Claimants who cannot earn enough money to live above the poverty line can be considered disabled for SSDI or SSI purposes. Perhaps they cannot work enough hours because their arthritis sharply limits their activity. Or, perhaps they can only work part-time at a simple job that pays minimum wage.
OA, and usually RA, are permanent conditions. However, they might not be permanently disabling. The SSA law firm, Heermans Disability Law Firm of the Mid-South, must establish permanence of the condition. Even then, the SSA often orders periodic re-examinations, to determine if the claimant’s condition has improved and is no longer disabling.
ALJ Hearing and Disability Lawyers in Memphis
Because of these legal hurdles, Claims Examiners generally deny a large number of arthritis claims, at least in part. It’s important to have a lawyer representing you so that you do not get discouraged and give up. These initial denials are unfortunately, often part of the process. This does not mean Arthritis claims are meritless. Instead, a denial means that, based on the Claims Examiner’s interpretation of the medical records, the claimant is not “disabled” according to SSA standards. All the more reason to have your attorney at Heermans Disability Law Firm in your corner.

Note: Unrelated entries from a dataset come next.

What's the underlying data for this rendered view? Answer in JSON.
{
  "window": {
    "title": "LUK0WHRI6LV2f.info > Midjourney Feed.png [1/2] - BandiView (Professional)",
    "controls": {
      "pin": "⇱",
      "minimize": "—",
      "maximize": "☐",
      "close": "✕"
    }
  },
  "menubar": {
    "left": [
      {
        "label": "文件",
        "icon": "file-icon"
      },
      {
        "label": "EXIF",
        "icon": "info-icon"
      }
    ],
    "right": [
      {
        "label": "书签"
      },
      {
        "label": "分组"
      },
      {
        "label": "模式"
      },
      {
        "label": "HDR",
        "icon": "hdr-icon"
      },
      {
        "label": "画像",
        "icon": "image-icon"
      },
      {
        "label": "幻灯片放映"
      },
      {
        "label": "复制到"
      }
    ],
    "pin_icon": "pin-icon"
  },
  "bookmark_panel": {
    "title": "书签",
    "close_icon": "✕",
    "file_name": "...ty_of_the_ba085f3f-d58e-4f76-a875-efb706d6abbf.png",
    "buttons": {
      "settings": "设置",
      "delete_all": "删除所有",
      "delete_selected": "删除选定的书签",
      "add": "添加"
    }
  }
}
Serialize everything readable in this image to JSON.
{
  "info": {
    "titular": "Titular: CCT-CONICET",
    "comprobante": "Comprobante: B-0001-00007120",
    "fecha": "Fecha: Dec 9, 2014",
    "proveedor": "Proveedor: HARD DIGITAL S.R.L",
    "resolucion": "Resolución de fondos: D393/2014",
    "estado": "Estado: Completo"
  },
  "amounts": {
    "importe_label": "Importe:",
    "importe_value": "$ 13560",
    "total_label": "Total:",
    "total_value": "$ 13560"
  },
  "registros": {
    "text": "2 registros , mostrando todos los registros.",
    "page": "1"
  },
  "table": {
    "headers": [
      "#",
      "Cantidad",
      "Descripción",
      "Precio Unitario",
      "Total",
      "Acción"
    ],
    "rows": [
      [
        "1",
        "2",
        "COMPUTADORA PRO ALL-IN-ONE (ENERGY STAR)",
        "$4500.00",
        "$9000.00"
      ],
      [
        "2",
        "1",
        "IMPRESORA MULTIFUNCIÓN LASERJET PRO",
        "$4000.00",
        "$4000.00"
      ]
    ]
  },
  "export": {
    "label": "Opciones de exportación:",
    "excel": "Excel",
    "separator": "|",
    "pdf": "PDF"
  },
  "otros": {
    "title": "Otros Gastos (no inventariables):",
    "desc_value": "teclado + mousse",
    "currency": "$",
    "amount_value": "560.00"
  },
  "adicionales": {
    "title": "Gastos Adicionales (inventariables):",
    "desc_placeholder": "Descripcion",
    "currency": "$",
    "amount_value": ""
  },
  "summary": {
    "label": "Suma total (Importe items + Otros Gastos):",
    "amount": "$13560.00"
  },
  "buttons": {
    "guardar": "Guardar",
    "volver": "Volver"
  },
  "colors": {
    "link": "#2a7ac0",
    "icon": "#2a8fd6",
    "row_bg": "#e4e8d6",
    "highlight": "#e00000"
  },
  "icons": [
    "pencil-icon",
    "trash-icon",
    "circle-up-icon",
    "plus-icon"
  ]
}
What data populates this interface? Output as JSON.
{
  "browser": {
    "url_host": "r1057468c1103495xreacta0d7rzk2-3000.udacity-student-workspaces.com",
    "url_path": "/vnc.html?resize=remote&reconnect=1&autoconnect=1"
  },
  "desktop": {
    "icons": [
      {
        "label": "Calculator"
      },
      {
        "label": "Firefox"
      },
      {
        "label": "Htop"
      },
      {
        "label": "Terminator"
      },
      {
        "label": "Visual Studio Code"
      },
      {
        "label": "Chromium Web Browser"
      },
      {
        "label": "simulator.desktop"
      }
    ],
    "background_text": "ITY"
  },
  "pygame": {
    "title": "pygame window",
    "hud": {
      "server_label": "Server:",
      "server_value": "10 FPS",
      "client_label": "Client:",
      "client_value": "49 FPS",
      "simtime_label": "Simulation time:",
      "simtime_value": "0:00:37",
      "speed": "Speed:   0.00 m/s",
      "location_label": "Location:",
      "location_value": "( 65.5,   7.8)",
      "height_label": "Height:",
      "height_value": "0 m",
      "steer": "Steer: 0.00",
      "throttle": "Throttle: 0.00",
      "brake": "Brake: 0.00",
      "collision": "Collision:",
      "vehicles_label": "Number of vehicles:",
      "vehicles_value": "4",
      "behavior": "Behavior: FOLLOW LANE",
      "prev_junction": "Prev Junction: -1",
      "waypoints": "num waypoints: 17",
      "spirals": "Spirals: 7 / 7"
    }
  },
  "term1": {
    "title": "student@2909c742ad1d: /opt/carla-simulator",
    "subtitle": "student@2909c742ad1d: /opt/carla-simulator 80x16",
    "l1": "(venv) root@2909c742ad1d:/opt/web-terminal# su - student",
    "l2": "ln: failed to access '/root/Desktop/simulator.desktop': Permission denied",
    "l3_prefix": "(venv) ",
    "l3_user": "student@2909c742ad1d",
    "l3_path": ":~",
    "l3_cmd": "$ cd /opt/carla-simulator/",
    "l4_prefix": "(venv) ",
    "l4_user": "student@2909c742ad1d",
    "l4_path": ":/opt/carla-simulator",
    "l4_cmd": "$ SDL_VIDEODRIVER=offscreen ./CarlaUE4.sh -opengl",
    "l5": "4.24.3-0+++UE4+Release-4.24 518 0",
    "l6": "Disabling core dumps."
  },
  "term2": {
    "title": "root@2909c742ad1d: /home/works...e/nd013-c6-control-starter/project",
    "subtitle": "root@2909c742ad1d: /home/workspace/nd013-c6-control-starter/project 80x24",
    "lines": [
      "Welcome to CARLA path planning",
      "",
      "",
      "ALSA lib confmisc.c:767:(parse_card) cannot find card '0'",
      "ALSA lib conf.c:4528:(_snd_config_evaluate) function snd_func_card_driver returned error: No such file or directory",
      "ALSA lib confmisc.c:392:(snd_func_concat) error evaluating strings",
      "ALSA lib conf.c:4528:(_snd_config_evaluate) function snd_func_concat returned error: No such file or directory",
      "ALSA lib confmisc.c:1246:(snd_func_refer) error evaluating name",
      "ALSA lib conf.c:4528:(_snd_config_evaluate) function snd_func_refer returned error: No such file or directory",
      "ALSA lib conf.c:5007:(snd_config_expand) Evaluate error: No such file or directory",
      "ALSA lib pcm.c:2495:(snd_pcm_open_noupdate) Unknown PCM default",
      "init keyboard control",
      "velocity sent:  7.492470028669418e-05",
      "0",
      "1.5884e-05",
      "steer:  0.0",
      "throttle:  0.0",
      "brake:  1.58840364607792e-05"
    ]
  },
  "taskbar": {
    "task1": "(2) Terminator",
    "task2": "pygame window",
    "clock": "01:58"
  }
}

At a subsequent hearing before an Administrative Law Judge, things are much different. Attorneys can introduce evidence, challenge evidence, and make legal arguments. Therefore, when the ALJ decides the matter, there is much more evidence in the record than the original Claims Examiner’s subjective opinion.
There is almost always a lengthy delay between the initial hearing and the ALJ appeal. In many cases, this delay could be more than a year. That’s a long time to wait. But the good news is that SSDI benefits are usually retroactive to the claim filing date. In some cases, the retroactivity date could be even earlier, if the claimant became disabled a substantial amount of time before the filing date.
Typically, the amount of monthly arthritis disability benefits depends on the amount of taxes the claimant has paid into the system. Currently, benefits usually average around $1,200 a month. This money is usually tax-free. And, most recipients can usually work part time, as long as the work does not qualify as substantial, gainful employment.